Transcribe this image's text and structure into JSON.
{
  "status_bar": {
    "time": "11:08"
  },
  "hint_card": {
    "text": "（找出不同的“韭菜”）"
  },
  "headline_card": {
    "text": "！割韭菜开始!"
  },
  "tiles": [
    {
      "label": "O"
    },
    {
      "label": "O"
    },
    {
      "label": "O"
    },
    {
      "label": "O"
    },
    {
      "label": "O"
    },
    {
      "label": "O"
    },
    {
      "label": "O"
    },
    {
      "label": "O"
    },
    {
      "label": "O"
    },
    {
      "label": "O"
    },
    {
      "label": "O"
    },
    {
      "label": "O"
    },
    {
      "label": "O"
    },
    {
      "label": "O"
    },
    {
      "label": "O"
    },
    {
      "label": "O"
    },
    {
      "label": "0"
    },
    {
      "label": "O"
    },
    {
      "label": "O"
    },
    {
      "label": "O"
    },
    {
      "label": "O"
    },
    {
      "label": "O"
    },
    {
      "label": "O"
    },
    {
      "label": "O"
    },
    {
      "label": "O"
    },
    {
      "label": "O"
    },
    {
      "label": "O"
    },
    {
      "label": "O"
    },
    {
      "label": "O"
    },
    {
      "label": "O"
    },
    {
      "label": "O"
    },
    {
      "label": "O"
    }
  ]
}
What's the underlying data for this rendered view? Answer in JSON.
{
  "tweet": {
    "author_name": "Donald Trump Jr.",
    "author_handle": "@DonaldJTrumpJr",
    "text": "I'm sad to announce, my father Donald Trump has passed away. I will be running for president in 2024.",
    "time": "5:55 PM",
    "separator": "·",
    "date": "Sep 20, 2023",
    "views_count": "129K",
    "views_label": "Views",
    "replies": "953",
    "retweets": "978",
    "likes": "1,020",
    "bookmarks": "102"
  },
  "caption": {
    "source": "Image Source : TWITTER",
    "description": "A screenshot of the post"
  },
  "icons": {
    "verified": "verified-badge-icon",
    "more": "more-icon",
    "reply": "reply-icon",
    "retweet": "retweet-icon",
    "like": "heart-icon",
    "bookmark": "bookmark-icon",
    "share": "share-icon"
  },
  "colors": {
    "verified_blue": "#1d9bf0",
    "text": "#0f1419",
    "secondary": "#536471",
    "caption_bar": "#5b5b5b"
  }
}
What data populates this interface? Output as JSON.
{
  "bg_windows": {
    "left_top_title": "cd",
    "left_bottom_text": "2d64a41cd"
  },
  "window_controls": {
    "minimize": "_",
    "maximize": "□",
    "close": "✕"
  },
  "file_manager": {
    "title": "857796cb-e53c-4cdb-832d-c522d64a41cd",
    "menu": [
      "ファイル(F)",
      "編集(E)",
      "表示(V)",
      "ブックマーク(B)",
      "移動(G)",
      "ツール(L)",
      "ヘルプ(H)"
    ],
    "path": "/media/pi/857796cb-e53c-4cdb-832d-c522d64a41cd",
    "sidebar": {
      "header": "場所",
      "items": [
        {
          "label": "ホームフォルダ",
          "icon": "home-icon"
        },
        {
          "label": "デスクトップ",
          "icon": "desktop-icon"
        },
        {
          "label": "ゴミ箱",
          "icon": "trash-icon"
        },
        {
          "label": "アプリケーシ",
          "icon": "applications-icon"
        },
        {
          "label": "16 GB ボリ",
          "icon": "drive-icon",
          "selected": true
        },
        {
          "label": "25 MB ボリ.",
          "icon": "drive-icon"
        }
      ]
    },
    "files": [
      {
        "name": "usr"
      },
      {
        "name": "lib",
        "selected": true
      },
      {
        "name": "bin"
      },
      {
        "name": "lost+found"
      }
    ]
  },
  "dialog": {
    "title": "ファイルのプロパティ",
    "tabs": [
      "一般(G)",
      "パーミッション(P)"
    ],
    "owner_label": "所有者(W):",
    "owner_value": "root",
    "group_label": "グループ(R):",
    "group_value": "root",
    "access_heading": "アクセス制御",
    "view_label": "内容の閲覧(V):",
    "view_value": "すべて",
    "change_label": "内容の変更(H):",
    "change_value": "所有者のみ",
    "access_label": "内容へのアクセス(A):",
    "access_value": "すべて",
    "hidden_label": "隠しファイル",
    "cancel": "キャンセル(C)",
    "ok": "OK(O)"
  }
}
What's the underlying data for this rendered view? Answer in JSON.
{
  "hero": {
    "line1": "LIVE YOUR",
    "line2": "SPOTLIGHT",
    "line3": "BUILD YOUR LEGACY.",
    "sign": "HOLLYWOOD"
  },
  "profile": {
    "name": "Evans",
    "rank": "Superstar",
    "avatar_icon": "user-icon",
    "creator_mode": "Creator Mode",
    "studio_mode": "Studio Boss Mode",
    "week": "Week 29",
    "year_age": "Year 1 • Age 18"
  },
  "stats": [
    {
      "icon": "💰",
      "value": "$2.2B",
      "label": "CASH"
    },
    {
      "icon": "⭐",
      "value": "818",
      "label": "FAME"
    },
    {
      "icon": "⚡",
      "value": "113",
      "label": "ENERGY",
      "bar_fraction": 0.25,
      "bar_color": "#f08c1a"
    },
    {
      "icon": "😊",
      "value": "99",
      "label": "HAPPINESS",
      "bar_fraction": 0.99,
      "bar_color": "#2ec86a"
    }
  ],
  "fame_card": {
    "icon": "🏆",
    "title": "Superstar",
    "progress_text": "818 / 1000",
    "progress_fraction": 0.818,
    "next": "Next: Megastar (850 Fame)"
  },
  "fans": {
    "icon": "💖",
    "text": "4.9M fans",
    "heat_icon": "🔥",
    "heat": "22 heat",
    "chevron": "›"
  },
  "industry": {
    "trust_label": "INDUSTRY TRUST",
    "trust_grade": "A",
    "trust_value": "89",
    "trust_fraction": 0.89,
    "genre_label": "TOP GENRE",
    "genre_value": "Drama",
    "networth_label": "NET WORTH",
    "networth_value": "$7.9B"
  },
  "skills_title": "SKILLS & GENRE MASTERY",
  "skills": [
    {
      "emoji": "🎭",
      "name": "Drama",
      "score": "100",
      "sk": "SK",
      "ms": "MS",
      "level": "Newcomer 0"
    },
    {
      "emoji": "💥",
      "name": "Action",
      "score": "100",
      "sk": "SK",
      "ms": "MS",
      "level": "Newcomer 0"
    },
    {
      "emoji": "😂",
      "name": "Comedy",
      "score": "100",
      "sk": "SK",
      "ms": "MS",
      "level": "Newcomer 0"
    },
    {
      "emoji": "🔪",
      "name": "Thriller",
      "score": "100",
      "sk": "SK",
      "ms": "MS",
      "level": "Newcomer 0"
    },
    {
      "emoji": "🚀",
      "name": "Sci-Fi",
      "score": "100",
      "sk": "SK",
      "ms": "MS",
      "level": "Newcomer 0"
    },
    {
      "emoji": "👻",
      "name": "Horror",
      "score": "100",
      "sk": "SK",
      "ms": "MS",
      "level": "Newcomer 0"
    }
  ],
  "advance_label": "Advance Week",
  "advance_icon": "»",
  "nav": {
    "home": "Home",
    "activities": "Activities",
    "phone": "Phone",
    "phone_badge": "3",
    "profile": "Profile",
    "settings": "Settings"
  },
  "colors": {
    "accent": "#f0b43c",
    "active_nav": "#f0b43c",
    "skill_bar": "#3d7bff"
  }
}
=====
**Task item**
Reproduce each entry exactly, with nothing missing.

**Solution**
Transcribe this image's text and structure into JSON.
{
  "status_bar": {
    "time": "11:08"
  },
  "hint_card": {
    "text": "（找出不同的“韭菜”）"
  },
  "headline_card": {
    "text": "！割韭菜开始!"
  },
  "tiles": [
    {
      "label": "O"
    },
    {
      "label": "O"
    },
    {
      "label": "O"
    },
    {
      "label": "O"
    },
    {
      "label": "O"
    },
    {
      "label": "O"
    },
    {
      "label": "O"
    },
    {
      "label": "O"
    },
    {
      "label": "O"
    },
    {
      "label": "O"
    },
    {
      "label": "O"
    },
    {
      "label": "O"
    },
    {
      "label": "O"
    },
    {
      "label": "O"
    },
    {
      "label": "O"
    },
    {
      "label": "O"
    },
    {
      "label": "0"
    },
    {
      "label": "O"
    },
    {
      "label": "O"
    },
    {
      "label": "O"
    },
    {
      "label": "O"
    },
    {
      "label": "O"
    },
    {
      "label": "O"
    },
    {
      "label": "O"
    },
    {
      "label": "O"
    },
    {
      "label": "O"
    },
    {
      "label": "O"
    },
    {
      "label": "O"
    },
    {
      "label": "O"
    },
    {
      "label": "O"
    },
    {
      "label": "O"
    },
    {
      "label": "O"
    }
  ]
}
What's the underlying data for this rendered view? Answer in JSON.
{
  "tweet": {
    "author_name": "Donald Trump Jr.",
    "author_handle": "@DonaldJTrumpJr",
    "text": "I'm sad to announce, my father Donald Trump has passed away. I will be running for president in 2024.",
    "time": "5:55 PM",
    "separator": "·",
    "date": "Sep 20, 2023",
    "views_count": "129K",
    "views_label": "Views",
    "replies": "953",
    "retweets": "978",
    "likes": "1,020",
    "bookmarks": "102"
  },
  "caption": {
    "source": "Image Source : TWITTER",
    "description": "A screenshot of the post"
  },
  "icons": {
    "verified": "verified-badge-icon",
    "more": "more-icon",
    "reply": "reply-icon",
    "retweet": "retweet-icon",
    "like": "heart-icon",
    "bookmark": "bookmark-icon",
    "share": "share-icon"
  },
  "colors": {
    "verified_blue": "#1d9bf0",
    "text": "#0f1419",
    "secondary": "#536471",
    "caption_bar": "#5b5b5b"
  }
}
What data populates this interface? Output as JSON.
{
  "bg_windows": {
    "left_top_title": "cd",
    "left_bottom_text": "2d64a41cd"
  },
  "window_controls": {
    "minimize": "_",
    "maximize": "□",
    "close": "✕"
  },
  "file_manager": {
    "title": "857796cb-e53c-4cdb-832d-c522d64a41cd",
    "menu": [
      "ファイル(F)",
      "編集(E)",
      "表示(V)",
      "ブックマーク(B)",
      "移動(G)",
      "ツール(L)",
      "ヘルプ(H)"
    ],
    "path": "/media/pi/857796cb-e53c-4cdb-832d-c522d64a41cd",
    "sidebar": {
      "header": "場所",
      "items": [
        {
          "label": "ホームフォルダ",
          "icon": "home-icon"
        },
        {
          "label": "デスクトップ",
          "icon": "desktop-icon"
        },
        {
          "label": "ゴミ箱",
          "icon": "trash-icon"
        },
        {
          "label": "アプリケーシ",
          "icon": "applications-icon"
        },
        {
          "label": "16 GB ボリ",
          "icon": "drive-icon",
          "selected": true
        },
        {
          "label": "25 MB ボリ.",
          "icon": "drive-icon"
        }
      ]
    },
    "files": [
      {
        "name": "usr"
      },
      {
        "name": "lib",
        "selected": true
      },
      {
        "name": "bin"
      },
      {
        "name": "lost+found"
      }
    ]
  },
  "dialog": {
    "title": "ファイルのプロパティ",
    "tabs": [
      "一般(G)",
      "パーミッション(P)"
    ],
    "owner_label": "所有者(W):",
    "owner_value": "root",
    "group_label": "グループ(R):",
    "group_value": "root",
    "access_heading": "アクセス制御",
    "view_label": "内容の閲覧(V):",
    "view_value": "すべて",
    "change_label": "内容の変更(H):",
    "change_value": "所有者のみ",
    "access_label": "内容へのアクセス(A):",
    "access_value": "すべて",
    "hidden_label": "隠しファイル",
    "cancel": "キャンセル(C)",
    "ok": "OK(O)"
  }
}
What's the underlying data for this rendered view? Answer in JSON.
{
  "hero": {
    "line1": "LIVE YOUR",
    "line2": "SPOTLIGHT",
    "line3": "BUILD YOUR LEGACY.",
    "sign": "HOLLYWOOD"
  },
  "profile": {
    "name": "Evans",
    "rank": "Superstar",
    "avatar_icon": "user-icon",
    "creator_mode": "Creator Mode",
    "studio_mode": "Studio Boss Mode",
    "week": "Week 29",
    "year_age": "Year 1 • Age 18"
  },
  "stats": [
    {
      "icon": "💰",
      "value": "$2.2B",
      "label": "CASH"
    },
    {
      "icon": "⭐",
      "value": "818",
      "label": "FAME"
    },
    {
      "icon": "⚡",
      "value": "113",
      "label": "ENERGY",
      "bar_fraction": 0.25,
      "bar_color": "#f08c1a"
    },
    {
      "icon": "😊",
      "value": "99",
      "label": "HAPPINESS",
      "bar_fraction": 0.99,
      "bar_color": "#2ec86a"
    }
  ],
  "fame_card": {
    "icon": "🏆",
    "title": "Superstar",
    "progress_text": "818 / 1000",
    "progress_fraction": 0.818,
    "next": "Next: Megastar (850 Fame)"
  },
  "fans": {
    "icon": "💖",
    "text": "4.9M fans",
    "heat_icon": "🔥",
    "heat": "22 heat",
    "chevron": "›"
  },
  "industry": {
    "trust_label": "INDUSTRY TRUST",
    "trust_grade": "A",
    "trust_value": "89",
    "trust_fraction": 0.89,
    "genre_label": "TOP GENRE",
    "genre_value": "Drama",
    "networth_label": "NET WORTH",
    "networth_value": "$7.9B"
  },
  "skills_title": "SKILLS & GENRE MASTERY",
  "skills": [
    {
      "emoji": "🎭",
      "name": "Drama",
      "score": "100",
      "sk": "SK",
      "ms": "MS",
      "level": "Newcomer 0"
    },
    {
      "emoji": "💥",
      "name": "Action",
      "score": "100",
      "sk": "SK",
      "ms": "MS",
      "level": "Newcomer 0"
    },
    {
      "emoji": "😂",
      "name": "Comedy",
      "score": "100",
      "sk": "SK",
      "ms": "MS",
      "level": "Newcomer 0"
    },
    {
      "emoji": "🔪",
      "name": "Thriller",
      "score": "100",
      "sk": "SK",
      "ms": "MS",
      "level": "Newcomer 0"
    },
    {
      "emoji": "🚀",
      "name": "Sci-Fi",
      "score": "100",
      "sk": "SK",
      "ms": "MS",
      "level": "Newcomer 0"
    },
    {
      "emoji": "👻",
      "name": "Horror",
      "score": "100",
      "sk": "SK",
      "ms": "MS",
      "level": "Newcomer 0"
    }
  ],
  "advance_label": "Advance Week",
  "advance_icon": "»",
  "nav": {
    "home": "Home",
    "activities": "Activities",
    "phone": "Phone",
    "phone_badge": "3",
    "profile": "Profile",
    "settings": "Settings"
  },
  "colors": {
    "accent": "#f0b43c",
    "active_nav": "#f0b43c",
    "skill_bar": "#3d7bff"
  }
}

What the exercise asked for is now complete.